PROMPT.
Keep each entry exactly as written when you repeat it, and skip the images.

_ _ _ _ _ _ _

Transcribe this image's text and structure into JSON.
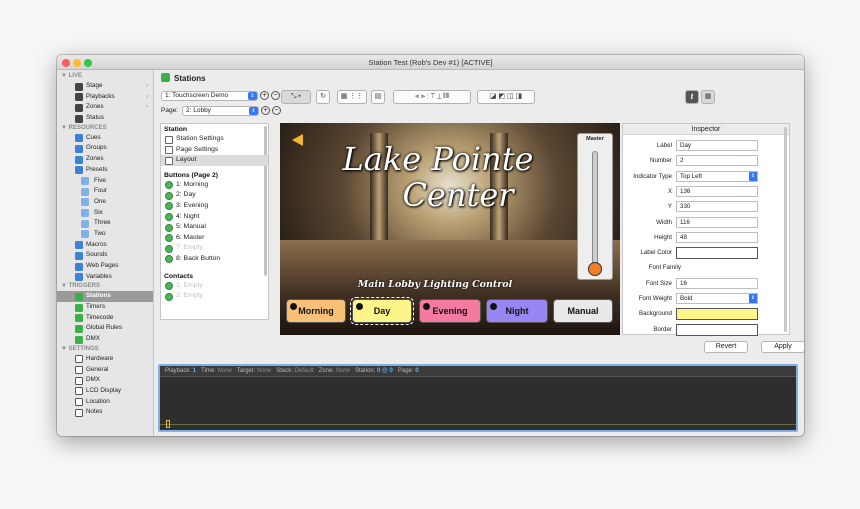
{
  "window": {
    "title": "Station Test (Rob's Dev #1) [ACTIVE]"
  },
  "sidebar": {
    "sections": [
      {
        "label": "LIVE",
        "items": [
          {
            "label": "Stage",
            "icon": "stage-icon",
            "chevron": true
          },
          {
            "label": "Playbacks",
            "icon": "playbacks-icon",
            "chevron": true
          },
          {
            "label": "Zones",
            "icon": "zones-icon",
            "chevron": true
          },
          {
            "label": "Status",
            "icon": "info-icon"
          }
        ]
      },
      {
        "label": "RESOURCES",
        "items": [
          {
            "label": "Cues",
            "icon": "cues-icon"
          },
          {
            "label": "Groups",
            "icon": "groups-icon"
          },
          {
            "label": "Zones",
            "icon": "zones-icon"
          },
          {
            "label": "Presets",
            "icon": "presets-icon",
            "expanded": true
          },
          {
            "label": "Five",
            "icon": "preset-icon",
            "sub": true
          },
          {
            "label": "Four",
            "icon": "preset-icon",
            "sub": true
          },
          {
            "label": "One",
            "icon": "preset-icon",
            "sub": true
          },
          {
            "label": "Six",
            "icon": "preset-icon",
            "sub": true
          },
          {
            "label": "Three",
            "icon": "preset-icon",
            "sub": true
          },
          {
            "label": "Two",
            "icon": "preset-icon",
            "sub": true
          },
          {
            "label": "Macros",
            "icon": "macros-icon"
          },
          {
            "label": "Sounds",
            "icon": "sounds-icon"
          },
          {
            "label": "Web Pages",
            "icon": "globe-icon"
          },
          {
            "label": "Variables",
            "icon": "variables-icon"
          }
        ]
      },
      {
        "label": "TRIGGERS",
        "items": [
          {
            "label": "Stations",
            "icon": "stations-icon",
            "selected": true
          },
          {
            "label": "Timers",
            "icon": "timers-icon"
          },
          {
            "label": "Timecode",
            "icon": "timecode-icon"
          },
          {
            "label": "Global Rules",
            "icon": "rules-icon"
          },
          {
            "label": "DMX",
            "icon": "dmx-icon"
          }
        ]
      },
      {
        "label": "SETTINGS",
        "items": [
          {
            "label": "Hardware",
            "icon": "hardware-icon"
          },
          {
            "label": "General",
            "icon": "general-icon"
          },
          {
            "label": "DMX",
            "icon": "dmx-icon"
          },
          {
            "label": "LCD Display",
            "icon": "lcd-icon"
          },
          {
            "label": "Location",
            "icon": "location-icon"
          },
          {
            "label": "Notes",
            "icon": "notes-icon"
          }
        ]
      }
    ]
  },
  "header": {
    "title": "Stations"
  },
  "station_select": {
    "value": "1: Touchscreen Demo"
  },
  "page_select": {
    "label": "Page:",
    "value": "2: Lobby"
  },
  "tree": {
    "groups": [
      {
        "label": "Station",
        "items": [
          {
            "label": "Station Settings",
            "icon": "settings-icon"
          },
          {
            "label": "Page Settings",
            "icon": "edit-icon"
          },
          {
            "label": "Layout",
            "icon": "layout-icon",
            "selected": true
          }
        ]
      },
      {
        "label": "Buttons (Page 2)",
        "items": [
          {
            "label": "1: Morning"
          },
          {
            "label": "2: Day"
          },
          {
            "label": "3: Evening"
          },
          {
            "label": "4: Night"
          },
          {
            "label": "5: Manual"
          },
          {
            "label": "6: Master"
          },
          {
            "label": "7: Empty",
            "dim": true
          },
          {
            "label": "8: Back Button"
          }
        ]
      },
      {
        "label": "Contacts",
        "items": [
          {
            "label": "1: Empty",
            "dim": true
          },
          {
            "label": "2: Empty",
            "dim": true
          }
        ]
      }
    ]
  },
  "stage": {
    "title_line1": "Lake Pointe",
    "title_line2": "Center",
    "subtitle": "Main Lobby Lighting Control",
    "master_label": "Master",
    "master_level": 0.0,
    "buttons": [
      {
        "label": "Morning",
        "color": "#f9c177",
        "indicator": true
      },
      {
        "label": "Day",
        "color": "#fdf58a",
        "indicator": true,
        "selected": true
      },
      {
        "label": "Evening",
        "color": "#f57aa0",
        "indicator": true
      },
      {
        "label": "Night",
        "color": "#9a86f2",
        "indicator": true
      },
      {
        "label": "Manual",
        "color": "#e8e8e8",
        "indicator": false
      }
    ]
  },
  "inspector": {
    "title": "Inspector",
    "fields": [
      {
        "label": "Label",
        "value": "Day"
      },
      {
        "label": "Number",
        "value": "2"
      },
      {
        "label": "Indicator Type",
        "value": "Top Left",
        "select": true
      },
      {
        "label": "X",
        "value": "136"
      },
      {
        "label": "Y",
        "value": "330"
      },
      {
        "label": "Width",
        "value": "116"
      },
      {
        "label": "Height",
        "value": "48"
      },
      {
        "label": "Label Color",
        "swatch": "#ffffff"
      },
      {
        "label": "Font Family",
        "value": ""
      },
      {
        "label": "Font Size",
        "value": "16"
      },
      {
        "label": "Font Weight",
        "value": "Bold",
        "select": true
      },
      {
        "label": "Background",
        "swatch": "#fdf58a"
      },
      {
        "label": "Border",
        "swatch": "#ffffff"
      }
    ]
  },
  "actions": {
    "revert": "Revert",
    "apply": "Apply"
  },
  "console": {
    "status": [
      {
        "k": "Playback:",
        "v": "1",
        "style": "b"
      },
      {
        "k": "Time:",
        "v": "None",
        "style": "i"
      },
      {
        "k": "Target:",
        "v": "None",
        "style": "i"
      },
      {
        "k": "Stack:",
        "v": "Default",
        "style": "i"
      },
      {
        "k": "Zone:",
        "v": "None",
        "style": "i"
      },
      {
        "k": "Station:",
        "v": "0 @ 0",
        "style": "b"
      },
      {
        "k": "Page:",
        "v": "0",
        "style": "b"
      }
    ]
  }
}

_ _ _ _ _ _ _

WRITTEN RESPONSE.
Transcribe this image's text and structure into JSON.
{
  "window": {
    "title": "Station Test (Rob's Dev #1) [ACTIVE]"
  },
  "sidebar": {
    "sections": [
      {
        "label": "LIVE",
        "items": [
          {
            "label": "Stage",
            "icon": "stage-icon",
            "chevron": true
          },
          {
            "label": "Playbacks",
            "icon": "playbacks-icon",
            "chevron": true
          },
          {
            "label": "Zones",
            "icon": "zones-icon",
            "chevron": true
          },
          {
            "label": "Status",
            "icon": "info-icon"
          }
        ]
      },
      {
        "label": "RESOURCES",
        "items": [
          {
            "label": "Cues",
            "icon": "cues-icon"
          },
          {
            "label": "Groups",
            "icon": "groups-icon"
          },
          {
            "label": "Zones",
            "icon": "zones-icon"
          },
          {
            "label": "Presets",
            "icon": "presets-icon",
            "expanded": true
          },
          {
            "label": "Five",
            "icon": "preset-icon",
            "sub": true
          },
          {
            "label": "Four",
            "icon": "preset-icon",
            "sub": true
          },
          {
            "label": "One",
            "icon": "preset-icon",
            "sub": true
          },
          {
            "label": "Six",
            "icon": "preset-icon",
            "sub": true
          },
          {
            "label": "Three",
            "icon": "preset-icon",
            "sub": true
          },
          {
            "label": "Two",
            "icon": "preset-icon",
            "sub": true
          },
          {
            "label": "Macros",
            "icon": "macros-icon"
          },
          {
            "label": "Sounds",
            "icon": "sounds-icon"
          },
          {
            "label": "Web Pages",
            "icon": "globe-icon"
          },
          {
            "label": "Variables",
            "icon": "variables-icon"
          }
        ]
      },
      {
        "label": "TRIGGERS",
        "items": [
          {
            "label": "Stations",
            "icon": "stations-icon",
            "selected": true
          },
          {
            "label": "Timers",
            "icon": "timers-icon"
          },
          {
            "label": "Timecode",
            "icon": "timecode-icon"
          },
          {
            "label": "Global Rules",
            "icon": "rules-icon"
          },
          {
            "label": "DMX",
            "icon": "dmx-icon"
          }
        ]
      },
      {
        "label": "SETTINGS",
        "items": [
          {
            "label": "Hardware",
            "icon": "hardware-icon"
          },
          {
            "label": "General",
            "icon": "general-icon"
          },
          {
            "label": "DMX",
            "icon": "dmx-icon"
          },
          {
            "label": "LCD Display",
            "icon": "lcd-icon"
          },
          {
            "label": "Location",
            "icon": "location-icon"
          },
          {
            "label": "Notes",
            "icon": "notes-icon"
          }
        ]
      }
    ]
  },
  "header": {
    "title": "Stations"
  },
  "station_select": {
    "value": "1: Touchscreen Demo"
  },
  "page_select": {
    "label": "Page:",
    "value": "2: Lobby"
  },
  "tree": {
    "groups": [
      {
        "label": "Station",
        "items": [
          {
            "label": "Station Settings",
            "icon": "settings-icon"
          },
          {
            "label": "Page Settings",
            "icon": "edit-icon"
          },
          {
            "label": "Layout",
            "icon": "layout-icon",
            "selected": true
          }
        ]
      },
      {
        "label": "Buttons (Page 2)",
        "items": [
          {
            "label": "1: Morning"
          },
          {
            "label": "2: Day"
          },
          {
            "label": "3: Evening"
          },
          {
            "label": "4: Night"
          },
          {
            "label": "5: Manual"
          },
          {
            "label": "6: Master"
          },
          {
            "label": "7: Empty",
            "dim": true
          },
          {
            "label": "8: Back Button"
          }
        ]
      },
      {
        "label": "Contacts",
        "items": [
          {
            "label": "1: Empty",
            "dim": true
          },
          {
            "label": "2: Empty",
            "dim": true
          }
        ]
      }
    ]
  },
  "stage": {
    "title_line1": "Lake Pointe",
    "title_line2": "Center",
    "subtitle": "Main Lobby Lighting Control",
    "master_label": "Master",
    "master_level": 0.0,
    "buttons": [
      {
        "label": "Morning",
        "color": "#f9c177",
        "indicator": true
      },
      {
        "label": "Day",
        "color": "#fdf58a",
        "indicator": true,
        "selected": true
      },
      {
        "label": "Evening",
        "color": "#f57aa0",
        "indicator": true
      },
      {
        "label": "Night",
        "color": "#9a86f2",
        "indicator": true
      },
      {
        "label": "Manual",
        "color": "#e8e8e8",
        "indicator": false
      }
    ]
  },
  "inspector": {
    "title": "Inspector",
    "fields": [
      {
        "label": "Label",
        "value": "Day"
      },
      {
        "label": "Number",
        "value": "2"
      },
      {
        "label": "Indicator Type",
        "value": "Top Left",
        "select": true
      },
      {
        "label": "X",
        "value": "136"
      },
      {
        "label": "Y",
        "value": "330"
      },
      {
        "label": "Width",
        "value": "116"
      },
      {
        "label": "Height",
        "value": "48"
      },
      {
        "label": "Label Color",
        "swatch": "#ffffff"
      },
      {
        "label": "Font Family",
        "value": ""
      },
      {
        "label": "Font Size",
        "value": "16"
      },
      {
        "label": "Font Weight",
        "value": "Bold",
        "select": true
      },
      {
        "label": "Background",
        "swatch": "#fdf58a"
      },
      {
        "label": "Border",
        "swatch": "#ffffff"
      }
    ]
  },
  "actions": {
    "revert": "Revert",
    "apply": "Apply"
  },
  "console": {
    "status": [
      {
        "k": "Playback:",
        "v": "1",
        "style": "b"
      },
      {
        "k": "Time:",
        "v": "None",
        "style": "i"
      },
      {
        "k": "Target:",
        "v": "None",
        "style": "i"
      },
      {
        "k": "Stack:",
        "v": "Default",
        "style": "i"
      },
      {
        "k": "Zone:",
        "v": "None",
        "style": "i"
      },
      {
        "k": "Station:",
        "v": "0 @ 0",
        "style": "b"
      },
      {
        "k": "Page:",
        "v": "0",
        "style": "b"
      }
    ]
  }
}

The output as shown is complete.